Each line of the listing that contains the word "number" is to be copied.

□ □ □ □ □ □ □

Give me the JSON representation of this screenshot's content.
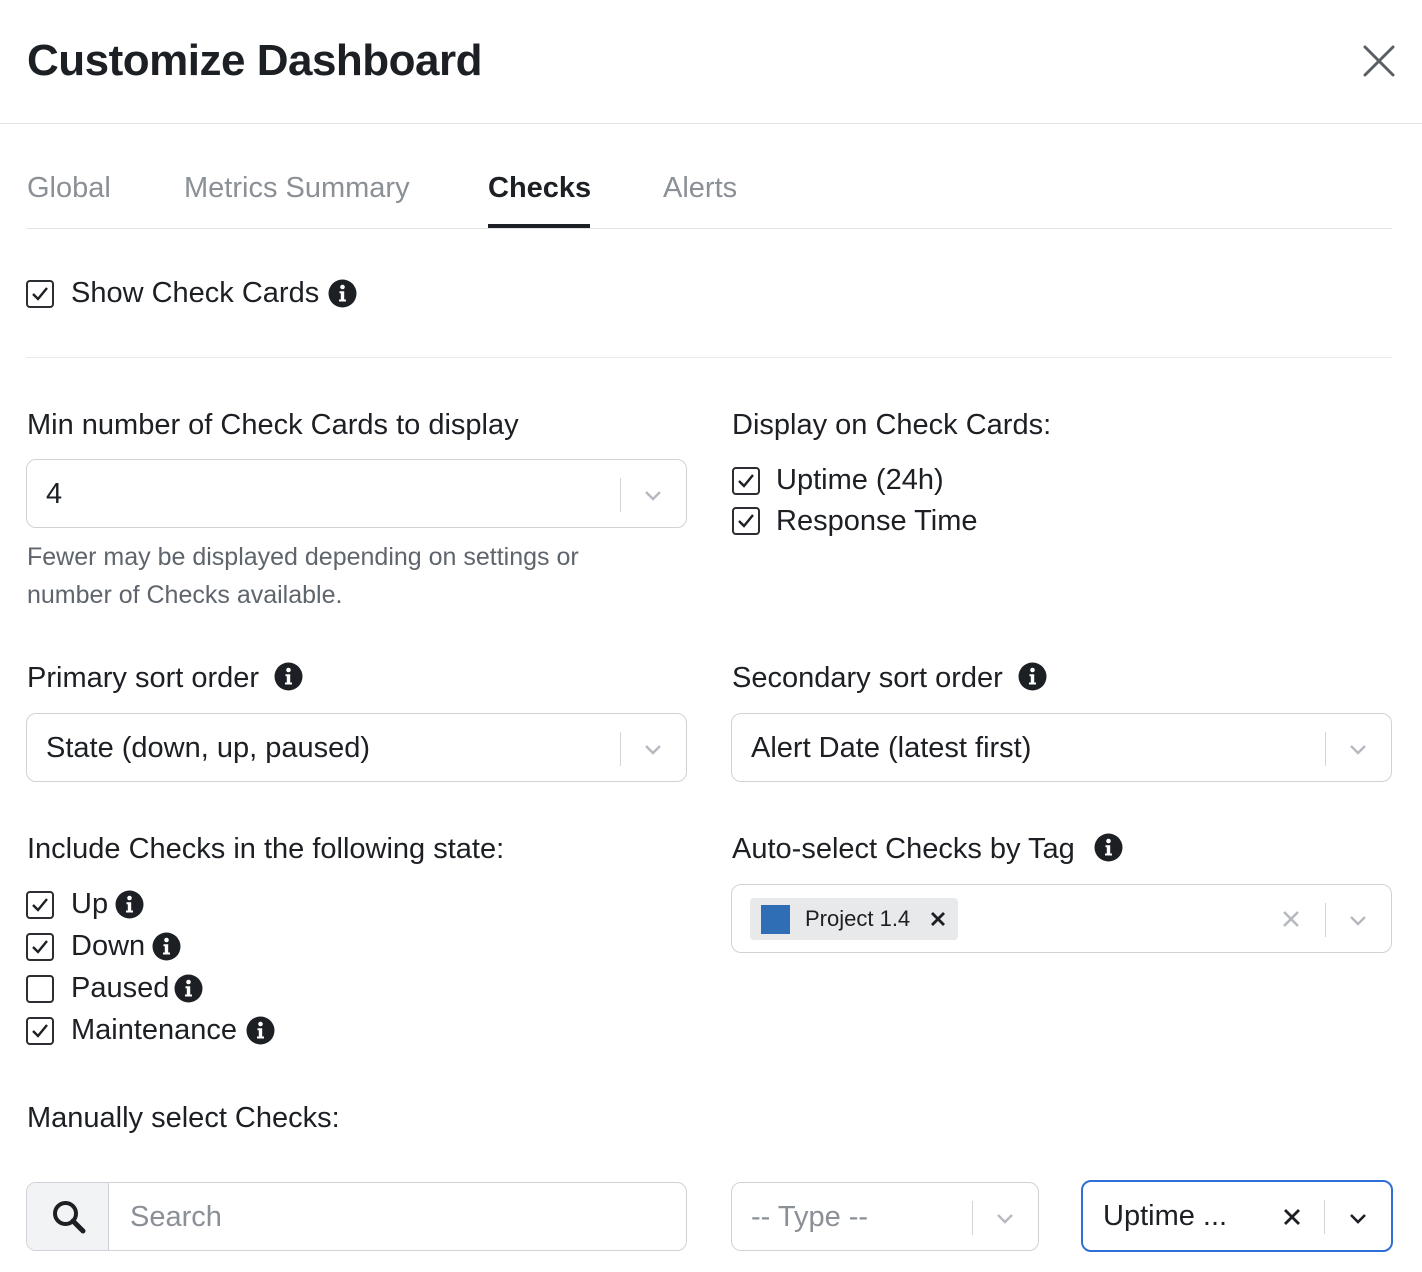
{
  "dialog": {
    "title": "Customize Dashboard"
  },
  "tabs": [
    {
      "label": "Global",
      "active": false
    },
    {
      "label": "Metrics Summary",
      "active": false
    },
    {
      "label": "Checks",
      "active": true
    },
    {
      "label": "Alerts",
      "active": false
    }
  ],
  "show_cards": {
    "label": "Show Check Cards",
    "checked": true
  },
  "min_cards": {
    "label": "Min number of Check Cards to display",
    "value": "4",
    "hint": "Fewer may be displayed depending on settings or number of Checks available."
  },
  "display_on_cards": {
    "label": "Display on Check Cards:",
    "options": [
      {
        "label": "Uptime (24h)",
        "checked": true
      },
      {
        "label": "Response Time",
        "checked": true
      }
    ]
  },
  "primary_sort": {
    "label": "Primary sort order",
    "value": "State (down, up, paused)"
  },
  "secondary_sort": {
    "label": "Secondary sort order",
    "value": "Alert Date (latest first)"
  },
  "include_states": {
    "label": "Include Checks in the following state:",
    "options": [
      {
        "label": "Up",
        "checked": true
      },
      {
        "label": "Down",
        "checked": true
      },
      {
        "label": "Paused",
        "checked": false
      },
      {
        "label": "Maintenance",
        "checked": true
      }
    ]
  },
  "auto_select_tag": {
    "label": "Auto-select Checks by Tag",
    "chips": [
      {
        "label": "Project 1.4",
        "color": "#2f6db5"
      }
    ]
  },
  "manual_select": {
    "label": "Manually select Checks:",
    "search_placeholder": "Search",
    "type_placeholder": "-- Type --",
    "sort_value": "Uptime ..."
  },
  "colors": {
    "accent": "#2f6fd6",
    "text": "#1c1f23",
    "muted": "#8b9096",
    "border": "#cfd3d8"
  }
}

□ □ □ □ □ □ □

**Your response:**
    "label": "Min number of Check Cards to display",
    "hint": "Fewer may be displayed depending on settings or number of Checks available."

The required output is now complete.